In some cases, both incentives are needed. A government entity needs a specialized building, so they hire a qualified contractor, and negotiate a fair price to serve the public, while allowing the contractor a reasonable profit. Win/win.
In more complicated situations, sometimes it is necessary for a public entity to invest in a project owned privately, to promote the public good, and allow for the private corporation to have the control they need, within reasonable boundaries. One of the common examples of this is a Land Bank, created by a government entity to act as a connector between owners, who no longer have a viable plan for a property, and investors, who have a profit incentive, to take on the property development. The public is saved the spectacle of a dilapidated building deteriorating before its eyes, and the investors make a reasonable profit.
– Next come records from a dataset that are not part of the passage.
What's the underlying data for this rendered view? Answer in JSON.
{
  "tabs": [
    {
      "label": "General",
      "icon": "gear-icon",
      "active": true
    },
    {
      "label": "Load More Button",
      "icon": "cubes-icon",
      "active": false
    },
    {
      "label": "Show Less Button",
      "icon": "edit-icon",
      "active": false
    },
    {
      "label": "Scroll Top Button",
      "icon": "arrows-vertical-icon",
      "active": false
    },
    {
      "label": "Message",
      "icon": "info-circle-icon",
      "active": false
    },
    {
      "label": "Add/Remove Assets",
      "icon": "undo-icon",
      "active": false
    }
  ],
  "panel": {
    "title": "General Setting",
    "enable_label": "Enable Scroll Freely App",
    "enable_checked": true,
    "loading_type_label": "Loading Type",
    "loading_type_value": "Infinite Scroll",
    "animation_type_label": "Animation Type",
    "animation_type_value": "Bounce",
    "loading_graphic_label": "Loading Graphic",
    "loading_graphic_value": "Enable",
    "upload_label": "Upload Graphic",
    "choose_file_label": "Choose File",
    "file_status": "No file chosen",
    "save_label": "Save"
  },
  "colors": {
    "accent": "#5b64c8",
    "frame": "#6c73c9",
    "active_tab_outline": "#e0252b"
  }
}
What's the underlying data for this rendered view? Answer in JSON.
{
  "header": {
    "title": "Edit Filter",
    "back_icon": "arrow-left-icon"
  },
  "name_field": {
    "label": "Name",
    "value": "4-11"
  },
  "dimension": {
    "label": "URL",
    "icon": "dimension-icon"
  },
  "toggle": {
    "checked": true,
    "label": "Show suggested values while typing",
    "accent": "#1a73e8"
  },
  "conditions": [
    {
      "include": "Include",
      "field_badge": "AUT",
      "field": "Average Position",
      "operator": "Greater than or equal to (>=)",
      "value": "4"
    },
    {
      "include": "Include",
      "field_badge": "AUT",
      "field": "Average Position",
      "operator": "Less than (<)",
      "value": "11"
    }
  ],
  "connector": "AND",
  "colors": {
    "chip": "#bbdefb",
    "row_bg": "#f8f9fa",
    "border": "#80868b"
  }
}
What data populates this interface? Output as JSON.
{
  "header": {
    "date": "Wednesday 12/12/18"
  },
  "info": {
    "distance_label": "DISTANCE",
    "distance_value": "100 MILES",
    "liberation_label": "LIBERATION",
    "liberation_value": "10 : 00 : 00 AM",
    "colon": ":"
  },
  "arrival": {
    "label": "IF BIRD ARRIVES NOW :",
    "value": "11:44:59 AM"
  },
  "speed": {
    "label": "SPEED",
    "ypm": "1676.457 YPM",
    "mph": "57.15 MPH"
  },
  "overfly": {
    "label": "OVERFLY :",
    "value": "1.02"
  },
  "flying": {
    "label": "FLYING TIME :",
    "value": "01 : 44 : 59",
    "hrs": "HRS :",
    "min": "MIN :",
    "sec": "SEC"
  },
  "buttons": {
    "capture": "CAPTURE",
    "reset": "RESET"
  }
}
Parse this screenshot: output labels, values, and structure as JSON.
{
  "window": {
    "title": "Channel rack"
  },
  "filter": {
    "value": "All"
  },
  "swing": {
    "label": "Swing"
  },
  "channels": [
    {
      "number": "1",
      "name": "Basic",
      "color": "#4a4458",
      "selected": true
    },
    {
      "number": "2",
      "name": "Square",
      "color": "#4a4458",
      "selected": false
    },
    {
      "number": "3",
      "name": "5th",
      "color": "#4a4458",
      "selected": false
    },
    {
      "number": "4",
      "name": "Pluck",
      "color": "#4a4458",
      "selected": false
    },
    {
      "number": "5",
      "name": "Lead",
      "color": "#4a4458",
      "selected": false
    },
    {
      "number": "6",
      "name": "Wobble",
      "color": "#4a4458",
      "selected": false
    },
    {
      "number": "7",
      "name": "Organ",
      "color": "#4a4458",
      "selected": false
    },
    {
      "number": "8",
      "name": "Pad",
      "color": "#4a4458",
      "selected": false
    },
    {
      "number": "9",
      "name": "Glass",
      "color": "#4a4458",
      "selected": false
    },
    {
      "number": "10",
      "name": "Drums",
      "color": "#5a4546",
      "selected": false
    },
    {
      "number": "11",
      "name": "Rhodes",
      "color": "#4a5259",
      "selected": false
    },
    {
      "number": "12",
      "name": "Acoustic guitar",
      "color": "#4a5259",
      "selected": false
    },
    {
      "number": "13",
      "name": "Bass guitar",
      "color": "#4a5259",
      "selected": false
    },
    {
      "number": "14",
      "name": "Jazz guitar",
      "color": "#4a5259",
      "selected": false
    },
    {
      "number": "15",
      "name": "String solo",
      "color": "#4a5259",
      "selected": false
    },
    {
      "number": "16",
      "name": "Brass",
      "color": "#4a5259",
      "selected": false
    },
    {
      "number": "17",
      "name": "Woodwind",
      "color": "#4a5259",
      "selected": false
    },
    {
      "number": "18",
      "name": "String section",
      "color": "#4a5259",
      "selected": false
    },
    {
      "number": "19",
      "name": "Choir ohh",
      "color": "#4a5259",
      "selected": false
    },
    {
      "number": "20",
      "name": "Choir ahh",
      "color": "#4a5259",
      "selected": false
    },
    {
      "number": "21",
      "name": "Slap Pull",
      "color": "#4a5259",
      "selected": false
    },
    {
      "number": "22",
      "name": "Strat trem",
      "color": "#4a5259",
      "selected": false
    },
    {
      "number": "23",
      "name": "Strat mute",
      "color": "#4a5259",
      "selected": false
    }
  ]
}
Bourbon County is in need of expanding these types of opportunities. We have dozens of situations in which it does not make sense for a private entity to buy a property, absorb all the costs to reverse the years of deterioration, and make all the necessary investments to turn the project into a viable income producing property. This is where government has the opportunity to step in.
Additionally, local charities have an opportunity to enhance these partnerships. Donation money invested in these permanent improvements to our community may make as much sense as routine handouts. Government, businesses, and charities need to think outside the box, get creative, and look for ways to make our communities better.
Grant money and advantaged loan programs can help. Some of these opportunities are geared to the private sector, some to government, and some to not-for-profit entities. These possibilities need to be sought out, and structures put in place to effectively deploy the resources.
The key in all these opportunities is to keep the incentives where they belong. Asking a business to only serve the public good, or for a government to produce a profitable real estate venture, is a losing strategy long-term.
Let’s all get creative, and look for ways to work together to improve our communities, while keeping everyone operating in their lane. Bourbon County REDI (formerly BEDCO) will be looking for ways to build together county-wide.